-- Problem description --
Scan the records for the word "label". Return each line where it is found.

-- Material shown --
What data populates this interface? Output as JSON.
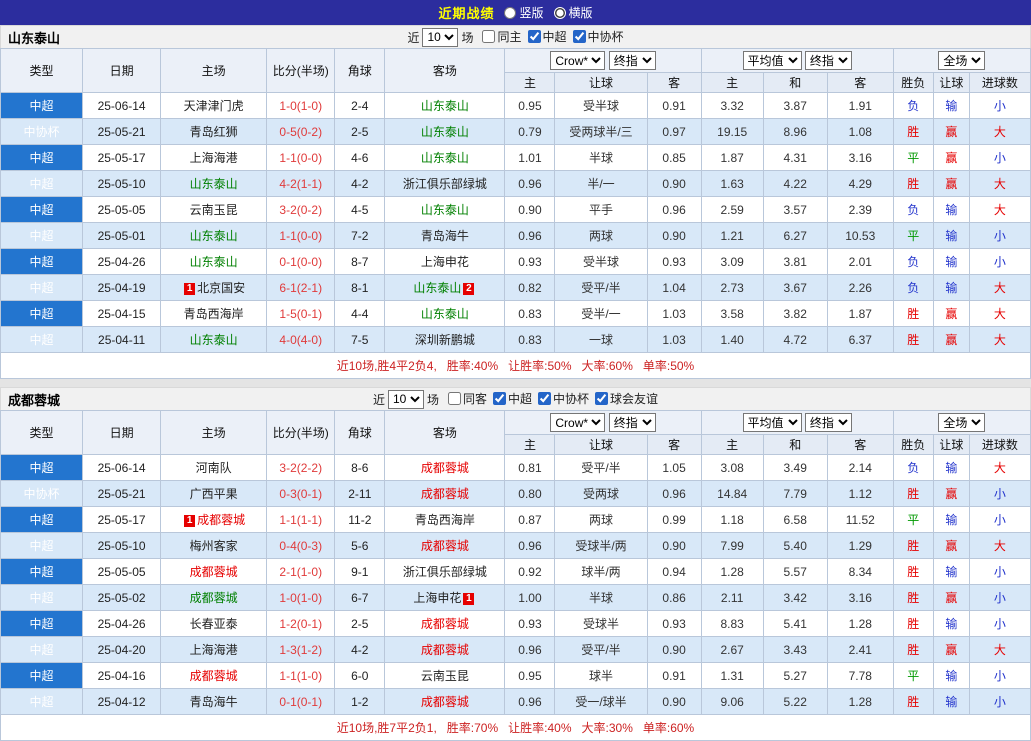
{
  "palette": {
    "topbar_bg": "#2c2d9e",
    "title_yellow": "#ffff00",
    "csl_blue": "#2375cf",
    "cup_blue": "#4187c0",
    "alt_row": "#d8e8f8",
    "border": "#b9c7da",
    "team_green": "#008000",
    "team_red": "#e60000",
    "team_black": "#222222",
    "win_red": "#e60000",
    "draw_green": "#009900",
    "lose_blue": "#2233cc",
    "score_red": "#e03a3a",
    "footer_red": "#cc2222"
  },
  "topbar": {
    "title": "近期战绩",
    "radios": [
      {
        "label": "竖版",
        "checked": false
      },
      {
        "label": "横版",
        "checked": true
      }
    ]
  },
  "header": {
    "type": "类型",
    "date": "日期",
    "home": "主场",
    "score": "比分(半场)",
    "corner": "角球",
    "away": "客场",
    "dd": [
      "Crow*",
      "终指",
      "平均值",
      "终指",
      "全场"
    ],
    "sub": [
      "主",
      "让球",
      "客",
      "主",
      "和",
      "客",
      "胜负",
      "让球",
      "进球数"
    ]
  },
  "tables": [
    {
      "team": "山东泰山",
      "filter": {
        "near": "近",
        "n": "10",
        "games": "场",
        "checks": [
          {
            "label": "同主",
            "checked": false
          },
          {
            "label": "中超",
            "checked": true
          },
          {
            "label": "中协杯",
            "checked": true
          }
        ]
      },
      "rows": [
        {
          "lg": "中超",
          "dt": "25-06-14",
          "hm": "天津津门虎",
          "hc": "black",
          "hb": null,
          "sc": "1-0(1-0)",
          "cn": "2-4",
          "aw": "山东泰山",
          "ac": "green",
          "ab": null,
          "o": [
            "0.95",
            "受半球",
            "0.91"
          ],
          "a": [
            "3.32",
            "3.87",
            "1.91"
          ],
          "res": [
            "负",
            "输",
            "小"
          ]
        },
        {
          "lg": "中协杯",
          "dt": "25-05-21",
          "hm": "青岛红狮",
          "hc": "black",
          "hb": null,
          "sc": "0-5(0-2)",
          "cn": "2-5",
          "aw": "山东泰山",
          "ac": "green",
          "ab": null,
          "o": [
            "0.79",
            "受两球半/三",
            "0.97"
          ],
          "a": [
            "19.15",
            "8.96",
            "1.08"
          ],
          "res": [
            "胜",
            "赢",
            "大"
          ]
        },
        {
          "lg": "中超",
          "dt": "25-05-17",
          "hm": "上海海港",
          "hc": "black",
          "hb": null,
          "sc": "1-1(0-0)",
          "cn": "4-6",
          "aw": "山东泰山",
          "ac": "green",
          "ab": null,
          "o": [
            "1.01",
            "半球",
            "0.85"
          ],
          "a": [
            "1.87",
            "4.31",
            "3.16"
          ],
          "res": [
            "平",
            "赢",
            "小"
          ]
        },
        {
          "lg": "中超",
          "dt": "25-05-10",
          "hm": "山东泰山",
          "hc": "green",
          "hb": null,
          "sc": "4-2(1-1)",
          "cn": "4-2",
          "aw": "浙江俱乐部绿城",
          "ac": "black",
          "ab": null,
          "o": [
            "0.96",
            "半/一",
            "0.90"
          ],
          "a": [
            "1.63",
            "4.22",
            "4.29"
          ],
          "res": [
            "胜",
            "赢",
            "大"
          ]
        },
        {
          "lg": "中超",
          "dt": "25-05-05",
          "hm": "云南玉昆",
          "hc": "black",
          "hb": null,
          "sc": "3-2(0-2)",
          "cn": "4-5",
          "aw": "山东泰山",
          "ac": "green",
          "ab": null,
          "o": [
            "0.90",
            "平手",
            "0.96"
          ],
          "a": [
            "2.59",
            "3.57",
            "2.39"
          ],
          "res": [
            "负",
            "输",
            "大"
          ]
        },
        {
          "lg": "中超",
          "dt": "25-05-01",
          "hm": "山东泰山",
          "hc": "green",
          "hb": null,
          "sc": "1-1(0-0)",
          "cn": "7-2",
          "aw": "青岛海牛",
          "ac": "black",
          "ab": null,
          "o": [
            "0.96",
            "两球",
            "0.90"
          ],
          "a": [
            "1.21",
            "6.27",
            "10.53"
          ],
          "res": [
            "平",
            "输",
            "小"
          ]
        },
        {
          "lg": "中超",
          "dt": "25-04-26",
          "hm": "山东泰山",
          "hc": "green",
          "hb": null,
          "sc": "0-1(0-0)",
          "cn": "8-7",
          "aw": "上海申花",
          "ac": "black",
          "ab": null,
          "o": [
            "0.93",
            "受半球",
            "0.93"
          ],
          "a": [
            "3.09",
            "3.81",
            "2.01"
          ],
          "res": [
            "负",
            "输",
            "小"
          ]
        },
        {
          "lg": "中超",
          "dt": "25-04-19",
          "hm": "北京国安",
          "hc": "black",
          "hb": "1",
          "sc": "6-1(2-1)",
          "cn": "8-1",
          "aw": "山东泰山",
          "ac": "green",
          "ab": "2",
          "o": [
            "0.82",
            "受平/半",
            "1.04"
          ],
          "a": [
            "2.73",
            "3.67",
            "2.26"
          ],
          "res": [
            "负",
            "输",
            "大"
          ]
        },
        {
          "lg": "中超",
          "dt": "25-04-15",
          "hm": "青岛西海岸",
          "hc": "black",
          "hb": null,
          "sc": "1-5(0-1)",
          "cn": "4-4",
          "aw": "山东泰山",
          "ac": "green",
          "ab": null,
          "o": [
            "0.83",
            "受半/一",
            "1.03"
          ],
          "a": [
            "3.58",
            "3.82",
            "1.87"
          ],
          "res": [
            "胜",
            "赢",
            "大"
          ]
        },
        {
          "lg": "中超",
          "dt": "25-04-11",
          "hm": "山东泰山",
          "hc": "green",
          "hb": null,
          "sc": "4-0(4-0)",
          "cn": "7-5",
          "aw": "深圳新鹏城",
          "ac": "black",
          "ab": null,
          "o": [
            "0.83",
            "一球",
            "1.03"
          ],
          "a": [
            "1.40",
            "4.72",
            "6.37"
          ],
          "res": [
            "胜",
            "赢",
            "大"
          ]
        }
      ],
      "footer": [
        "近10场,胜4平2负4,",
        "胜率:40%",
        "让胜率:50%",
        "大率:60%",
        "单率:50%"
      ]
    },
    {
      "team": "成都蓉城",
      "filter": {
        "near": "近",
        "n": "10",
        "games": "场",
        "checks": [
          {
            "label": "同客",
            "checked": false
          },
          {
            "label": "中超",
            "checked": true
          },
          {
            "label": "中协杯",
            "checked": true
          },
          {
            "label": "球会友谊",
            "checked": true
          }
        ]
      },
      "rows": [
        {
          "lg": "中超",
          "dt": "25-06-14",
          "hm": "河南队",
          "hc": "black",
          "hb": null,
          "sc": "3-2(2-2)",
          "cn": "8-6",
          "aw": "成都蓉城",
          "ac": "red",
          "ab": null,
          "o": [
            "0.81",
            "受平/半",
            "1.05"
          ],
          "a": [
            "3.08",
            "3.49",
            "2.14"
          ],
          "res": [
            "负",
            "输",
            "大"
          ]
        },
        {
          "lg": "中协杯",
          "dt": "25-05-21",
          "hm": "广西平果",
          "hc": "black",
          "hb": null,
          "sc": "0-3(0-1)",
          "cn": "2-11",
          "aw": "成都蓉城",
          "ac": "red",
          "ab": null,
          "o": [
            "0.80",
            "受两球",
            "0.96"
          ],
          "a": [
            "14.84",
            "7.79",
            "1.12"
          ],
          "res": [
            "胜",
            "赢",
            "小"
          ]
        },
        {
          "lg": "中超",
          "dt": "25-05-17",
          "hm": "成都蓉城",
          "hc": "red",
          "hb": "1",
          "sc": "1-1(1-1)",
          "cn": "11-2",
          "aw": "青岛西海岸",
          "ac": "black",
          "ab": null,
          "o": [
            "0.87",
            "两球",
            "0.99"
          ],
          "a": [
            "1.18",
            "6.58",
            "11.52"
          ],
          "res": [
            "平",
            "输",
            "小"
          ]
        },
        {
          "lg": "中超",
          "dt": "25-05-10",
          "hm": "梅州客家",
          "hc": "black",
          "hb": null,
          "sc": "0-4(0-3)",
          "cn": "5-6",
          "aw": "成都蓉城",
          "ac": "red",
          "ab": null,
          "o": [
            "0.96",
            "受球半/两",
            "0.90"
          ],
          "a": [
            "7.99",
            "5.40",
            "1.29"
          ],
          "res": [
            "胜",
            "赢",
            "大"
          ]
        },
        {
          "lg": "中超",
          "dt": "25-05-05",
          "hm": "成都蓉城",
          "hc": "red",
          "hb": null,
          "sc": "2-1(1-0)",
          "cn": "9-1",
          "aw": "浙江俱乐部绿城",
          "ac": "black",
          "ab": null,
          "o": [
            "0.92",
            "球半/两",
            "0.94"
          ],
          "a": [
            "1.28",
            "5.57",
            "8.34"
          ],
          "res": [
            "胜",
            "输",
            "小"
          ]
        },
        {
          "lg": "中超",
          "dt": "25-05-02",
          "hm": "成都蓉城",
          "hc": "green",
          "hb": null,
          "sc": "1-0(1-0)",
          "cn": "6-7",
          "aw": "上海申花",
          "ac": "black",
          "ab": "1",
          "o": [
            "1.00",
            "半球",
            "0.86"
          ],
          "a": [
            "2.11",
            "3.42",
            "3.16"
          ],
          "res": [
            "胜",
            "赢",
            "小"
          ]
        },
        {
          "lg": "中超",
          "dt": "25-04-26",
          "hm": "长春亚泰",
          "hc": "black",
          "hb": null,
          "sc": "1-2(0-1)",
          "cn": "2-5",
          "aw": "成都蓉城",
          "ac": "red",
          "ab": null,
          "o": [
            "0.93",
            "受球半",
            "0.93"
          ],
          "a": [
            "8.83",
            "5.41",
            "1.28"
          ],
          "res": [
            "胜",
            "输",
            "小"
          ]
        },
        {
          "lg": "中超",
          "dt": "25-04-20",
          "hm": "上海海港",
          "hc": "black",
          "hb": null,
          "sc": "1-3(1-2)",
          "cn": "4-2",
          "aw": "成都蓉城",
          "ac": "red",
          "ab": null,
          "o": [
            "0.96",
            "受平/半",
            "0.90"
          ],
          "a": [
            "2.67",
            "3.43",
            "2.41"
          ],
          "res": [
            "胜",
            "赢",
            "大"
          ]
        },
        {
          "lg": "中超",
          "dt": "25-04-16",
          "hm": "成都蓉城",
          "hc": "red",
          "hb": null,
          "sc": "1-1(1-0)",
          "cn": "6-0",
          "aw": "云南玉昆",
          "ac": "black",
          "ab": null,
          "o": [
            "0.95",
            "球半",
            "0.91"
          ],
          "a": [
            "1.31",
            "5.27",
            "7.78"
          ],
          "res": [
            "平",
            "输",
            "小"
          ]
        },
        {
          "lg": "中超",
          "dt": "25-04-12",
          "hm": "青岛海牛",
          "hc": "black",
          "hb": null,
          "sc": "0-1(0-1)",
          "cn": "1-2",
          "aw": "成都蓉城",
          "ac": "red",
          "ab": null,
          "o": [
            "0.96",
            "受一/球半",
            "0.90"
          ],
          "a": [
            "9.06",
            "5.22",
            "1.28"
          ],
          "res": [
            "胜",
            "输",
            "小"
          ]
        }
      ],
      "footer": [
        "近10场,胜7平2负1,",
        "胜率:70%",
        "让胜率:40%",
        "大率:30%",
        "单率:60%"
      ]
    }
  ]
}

-- Written reply --
        "label": "竖版",
        "label": "横版",
            "label": "同主",
            "label": "中超",
            "label": "中协杯",
            "label": "同客",
            "label": "中超",
            "label": "中协杯",
            "label": "球会友谊",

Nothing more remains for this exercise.